> TASK BRIEF: Retype the entries exactly, but skip the pictures.
---+---
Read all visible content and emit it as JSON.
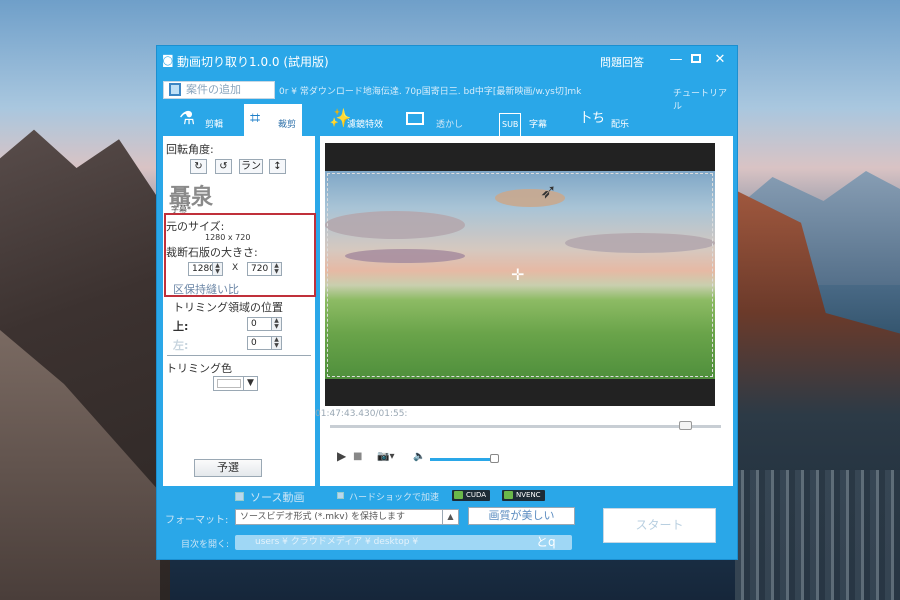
{
  "window": {
    "title": "動画切り取り1.0.0 (試用版)",
    "help": "問題回答",
    "minimize": "—",
    "close": "✕"
  },
  "filebar": {
    "add_label": "案件の追加",
    "file_path": "0r ¥ 常ダウンロード地海伝達. 70p国寄日三. bd中字[最新映画/w.ys切]mk",
    "tutorial": "チュートリアル"
  },
  "tabs": [
    {
      "label": "剪輯",
      "icon": "⚗"
    },
    {
      "label": "裁剪",
      "icon": "⌗"
    },
    {
      "label": "濾鏡特效",
      "icon": "✨"
    },
    {
      "label": "透かし",
      "icon": "▭"
    },
    {
      "label": "字幕",
      "icon": "SUB"
    },
    {
      "label": "配乐",
      "icon": "卜ち"
    }
  ],
  "left": {
    "rotation_label": "回転角度:",
    "rot_buttons": [
      "↻",
      "↺",
      "ラン",
      "↕"
    ],
    "logo_text": "聶泉",
    "logo_sub": "字幕*",
    "orig_size_label": "元のサイズ:",
    "orig_size_value": "1280 x 720",
    "crop_size_label": "裁断石版の大きさ:",
    "crop_width": "1280",
    "crop_height": "720",
    "times": "X",
    "keep_ratio": "区保持縫い比",
    "trim_pos_label": "トリミング領域の位置",
    "top_label": "上:",
    "top_value": "0",
    "left_label": "左:",
    "left_value": "0",
    "trim_color_label": "トリミング色",
    "preset_label": "予選"
  },
  "player": {
    "time": "01:47:43.430/01:55:",
    "play": "▶",
    "stop": "■",
    "camera": "📷▾",
    "volume": "🔈",
    "seek_position_pct": 93,
    "volume_pct": 95
  },
  "bottom": {
    "source_video": "ソース動画",
    "hw_accel": "ハードショックで加速",
    "cuda": "CUDA",
    "nvenc": "NVENC",
    "format_label": "フォーマット:",
    "format_value": "ソースビデオ形式 (*.mkv) を保持します",
    "quality_btn": "画質が美しい",
    "start_btn": "スタート",
    "output_label": "目次を開く:",
    "output_path": "users ¥ クラウドメディア ¥ desktop ¥",
    "output_open": "とq"
  },
  "colors": {
    "window_bg": "#2aa7e8",
    "highlight_box": "#c0303a",
    "active_tab_text": "#2a6ea8"
  }
}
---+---
> RESPONSE TO THIS EXERCISE:
Read all visible content and emit it as JSON.
{
  "window": {
    "title": "動画切り取り1.0.0 (試用版)",
    "help": "問題回答",
    "minimize": "—",
    "close": "✕"
  },
  "filebar": {
    "add_label": "案件の追加",
    "file_path": "0r ¥ 常ダウンロード地海伝達. 70p国寄日三. bd中字[最新映画/w.ys切]mk",
    "tutorial": "チュートリアル"
  },
  "tabs": [
    {
      "label": "剪輯",
      "icon": "⚗"
    },
    {
      "label": "裁剪",
      "icon": "⌗"
    },
    {
      "label": "濾鏡特效",
      "icon": "✨"
    },
    {
      "label": "透かし",
      "icon": "▭"
    },
    {
      "label": "字幕",
      "icon": "SUB"
    },
    {
      "label": "配乐",
      "icon": "卜ち"
    }
  ],
  "left": {
    "rotation_label": "回転角度:",
    "rot_buttons": [
      "↻",
      "↺",
      "ラン",
      "↕"
    ],
    "logo_text": "聶泉",
    "logo_sub": "字幕*",
    "orig_size_label": "元のサイズ:",
    "orig_size_value": "1280 x 720",
    "crop_size_label": "裁断石版の大きさ:",
    "crop_width": "1280",
    "crop_height": "720",
    "times": "X",
    "keep_ratio": "区保持縫い比",
    "trim_pos_label": "トリミング領域の位置",
    "top_label": "上:",
    "top_value": "0",
    "left_label": "左:",
    "left_value": "0",
    "trim_color_label": "トリミング色",
    "preset_label": "予選"
  },
  "player": {
    "time": "01:47:43.430/01:55:",
    "play": "▶",
    "stop": "■",
    "camera": "📷▾",
    "volume": "🔈",
    "seek_position_pct": 93,
    "volume_pct": 95
  },
  "bottom": {
    "source_video": "ソース動画",
    "hw_accel": "ハードショックで加速",
    "cuda": "CUDA",
    "nvenc": "NVENC",
    "format_label": "フォーマット:",
    "format_value": "ソースビデオ形式 (*.mkv) を保持します",
    "quality_btn": "画質が美しい",
    "start_btn": "スタート",
    "output_label": "目次を開く:",
    "output_path": "users ¥ クラウドメディア ¥ desktop ¥",
    "output_open": "とq"
  },
  "colors": {
    "window_bg": "#2aa7e8",
    "highlight_box": "#c0303a",
    "active_tab_text": "#2a6ea8"
  }
}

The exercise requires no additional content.